Next, we simply top each shell with a 1.5-2 ounce spoonful of ceviche, with any excess liquid squeezed off so it won't immediately "sog out" the chalupa shell before the guest has a chance to experience it's freshly fried, crisp texture in contrast to the tender chew of the halibut.

Halibut Ceviche - Step Seven

Garnish with lime wedges and fresh cilantro and enjoy with an ice cold beer, margarita or off dry Riesling.

Halibut Ceviche - Step Eight

Site Categories

There are 4 Comments

Marco099's picture

Ecuadoran ceviche is also famous (or infamous to some) for using catsup as a component. This recipe shares many of the same ingredients as my wife's mother's recipe, who is Ecuadoran. I really like the addition of the habenero aioli - great idea. Last time my mother-in-law was visiting she made ceviche using shrimp, but she uses fish too - probably determined by whatever looks freshest when she's shopping.
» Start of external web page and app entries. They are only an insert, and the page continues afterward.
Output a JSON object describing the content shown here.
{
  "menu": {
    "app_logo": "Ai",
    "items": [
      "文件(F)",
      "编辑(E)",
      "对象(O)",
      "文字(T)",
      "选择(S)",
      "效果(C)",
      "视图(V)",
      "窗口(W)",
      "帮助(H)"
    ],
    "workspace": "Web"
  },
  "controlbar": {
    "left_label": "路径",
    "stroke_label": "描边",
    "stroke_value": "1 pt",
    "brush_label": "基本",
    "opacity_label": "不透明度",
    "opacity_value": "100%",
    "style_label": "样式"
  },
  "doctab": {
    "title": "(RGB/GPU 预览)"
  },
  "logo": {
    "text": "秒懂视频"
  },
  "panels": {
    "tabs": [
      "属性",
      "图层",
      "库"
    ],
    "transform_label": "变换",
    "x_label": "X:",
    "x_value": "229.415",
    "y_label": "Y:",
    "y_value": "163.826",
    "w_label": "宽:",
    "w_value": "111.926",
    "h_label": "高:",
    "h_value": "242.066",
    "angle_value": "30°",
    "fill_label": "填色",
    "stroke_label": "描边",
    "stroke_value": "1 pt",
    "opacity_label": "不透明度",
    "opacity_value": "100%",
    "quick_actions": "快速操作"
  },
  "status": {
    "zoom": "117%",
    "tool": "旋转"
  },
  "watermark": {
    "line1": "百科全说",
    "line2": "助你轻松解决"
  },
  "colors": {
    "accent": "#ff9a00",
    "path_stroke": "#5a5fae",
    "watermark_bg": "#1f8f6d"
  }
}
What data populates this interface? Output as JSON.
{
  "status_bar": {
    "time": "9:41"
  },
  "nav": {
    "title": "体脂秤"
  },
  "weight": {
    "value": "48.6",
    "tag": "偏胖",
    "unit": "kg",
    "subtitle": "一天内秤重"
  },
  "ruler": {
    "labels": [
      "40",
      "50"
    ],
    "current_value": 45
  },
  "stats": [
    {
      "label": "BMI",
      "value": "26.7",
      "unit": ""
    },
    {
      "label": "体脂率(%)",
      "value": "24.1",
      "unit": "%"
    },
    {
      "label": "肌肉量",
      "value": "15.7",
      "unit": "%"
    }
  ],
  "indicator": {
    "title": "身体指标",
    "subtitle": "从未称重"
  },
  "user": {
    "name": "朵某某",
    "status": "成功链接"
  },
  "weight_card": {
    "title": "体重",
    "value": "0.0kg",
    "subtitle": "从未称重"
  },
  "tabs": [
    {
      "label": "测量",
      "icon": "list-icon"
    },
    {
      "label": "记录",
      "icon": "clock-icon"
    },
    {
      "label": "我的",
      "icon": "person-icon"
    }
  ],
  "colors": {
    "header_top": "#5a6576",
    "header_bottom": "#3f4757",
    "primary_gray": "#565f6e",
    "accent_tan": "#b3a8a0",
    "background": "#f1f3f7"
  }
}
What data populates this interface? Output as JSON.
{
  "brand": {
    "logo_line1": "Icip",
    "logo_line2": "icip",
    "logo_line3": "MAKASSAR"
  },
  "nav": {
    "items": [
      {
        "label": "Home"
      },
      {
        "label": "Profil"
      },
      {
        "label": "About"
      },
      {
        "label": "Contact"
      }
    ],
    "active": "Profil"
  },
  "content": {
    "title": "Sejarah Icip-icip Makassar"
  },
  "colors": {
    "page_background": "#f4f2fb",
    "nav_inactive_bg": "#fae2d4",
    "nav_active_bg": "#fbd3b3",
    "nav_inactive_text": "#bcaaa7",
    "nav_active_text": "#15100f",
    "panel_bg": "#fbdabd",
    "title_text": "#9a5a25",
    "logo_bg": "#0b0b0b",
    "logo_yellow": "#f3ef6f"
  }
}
BTW, I sometimes deep fry pita in this way, which also creates this puffed, hollow affect. I can take the pita and put it in a large toaster I have and it will create a similar affect. For some reason, the only Pita that works best for this is baked at a local Palestinian bakery, whose pita is much different in color, texture and flavor than any pita I've had.

jacob burton's picture

I love good pita bread. Never thought to put ceviche on it though. But then again, if you fry it up, it's almost like a cross between a chalupa and a tostada.

Marco099's picture

I just use the same deep frying technique with pita and get a similar puffed, hollow result. I actually put honey on it after frying.

I'm surprised Bree (sp?) uses catsup in her ceviche. I've never heard of a Mexican doing that, only Ecuadorians.

jacob burton's picture

Her mother is from Northern Mexico so you'll often see American ingredients like ketchup incorporated into certain items.